GE has a whole lot faith in its ecomagination initiative. So much faith, in fact, that the company is pumping $10 billion into the project's R&D over the next 5 years--effectively doubling its investment from the past 5 years. The reason is simple: ecomagination is a cash cow, generating $70 billion in revenue since its inception in 2005. With the world's attention turned toward clean technology, that number will almost certainly grow.
Ecomagination encompasses a broad set of projects. GE advisory board member Ernest J. Moniz describes the program in GE's 2009 ecomagination report:
The ecomagination technologies span multiple sectors--residential and commercial buildings, industry, transportation--and have a pervasive theme of increased efficiency, the surest way to find cost-effective sustainable energy solutions.

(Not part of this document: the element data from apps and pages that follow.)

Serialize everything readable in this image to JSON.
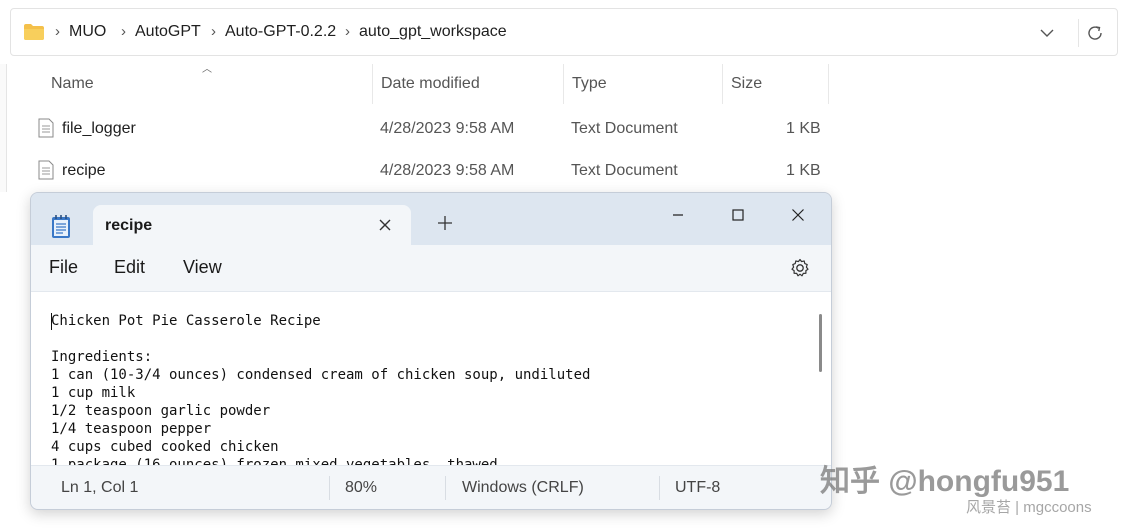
{
  "explorer": {
    "breadcrumbs": [
      "MUO",
      "AutoGPT",
      "Auto-GPT-0.2.2",
      "auto_gpt_workspace"
    ],
    "breadcrumb_separator": "›",
    "columns": {
      "name": "Name",
      "date_modified": "Date modified",
      "type": "Type",
      "size": "Size"
    },
    "files": [
      {
        "name": "file_logger",
        "date": "4/28/2023 9:58 AM",
        "type": "Text Document",
        "size": "1 KB"
      },
      {
        "name": "recipe",
        "date": "4/28/2023 9:58 AM",
        "type": "Text Document",
        "size": "1 KB"
      }
    ]
  },
  "notepad": {
    "tab_title": "recipe",
    "menu": {
      "file": "File",
      "edit": "Edit",
      "view": "View"
    },
    "content": "Chicken Pot Pie Casserole Recipe\n\nIngredients:\n1 can (10-3/4 ounces) condensed cream of chicken soup, undiluted\n1 cup milk\n1/2 teaspoon garlic powder\n1/4 teaspoon pepper\n4 cups cubed cooked chicken\n1 package (16 ounces) frozen mixed vegetables, thawed",
    "status": {
      "position": "Ln 1, Col 1",
      "zoom": "80%",
      "line_ending": "Windows (CRLF)",
      "encoding": "UTF-8"
    }
  },
  "watermark": {
    "line1": "知乎 @hongfu951",
    "line2": "风景苔 | mgccoons"
  },
  "icons": {
    "folder": "folder-icon",
    "chevron_down": "chevron-down-icon",
    "refresh": "refresh-icon",
    "file": "text-file-icon",
    "notepad": "notepad-app-icon",
    "close": "close-icon",
    "plus": "new-tab-icon",
    "minimize": "minimize-icon",
    "maximize": "maximize-icon",
    "settings": "gear-icon"
  },
  "colors": {
    "folder": "#f4c04a",
    "titlebar": "#dde6f0",
    "chrome": "#f3f6f9",
    "notepad_icon": "#3a78c7"
  }
}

So far, ecomagination has spawned everything from low-energy digital mammography machines and aircraft engines to gas turbines and nuclear plants. There's plenty more on the way, including a massive battery plant in New York, a $2 billion wind project in Oregon, and a series of high-end energy-efficient front-load washers and dryers set to be manufactured in Kentucky. And we can't forget GE's ambitious plan into integrate appliances (i.e. hot water heaters, microwaves, and oven ranges) with smart grid technology.
Ecomagination is so big that it may soon top the federal government's investments in research and development, according to Earth2Tech. The government spends approximately $5 billion annually on energy innovation R&D.
But GE isn't on a mission to best the government for fun--the company believes it will generate $25 billion in 2010, up from $18 billion in 2009. Over the next 5 years, GE hopes that ecomagination revenue will grow at twice the rate of the company's total revenue. If this doesn't prove that green technology is both a financially and ethically responsible investment, we're not sure what does.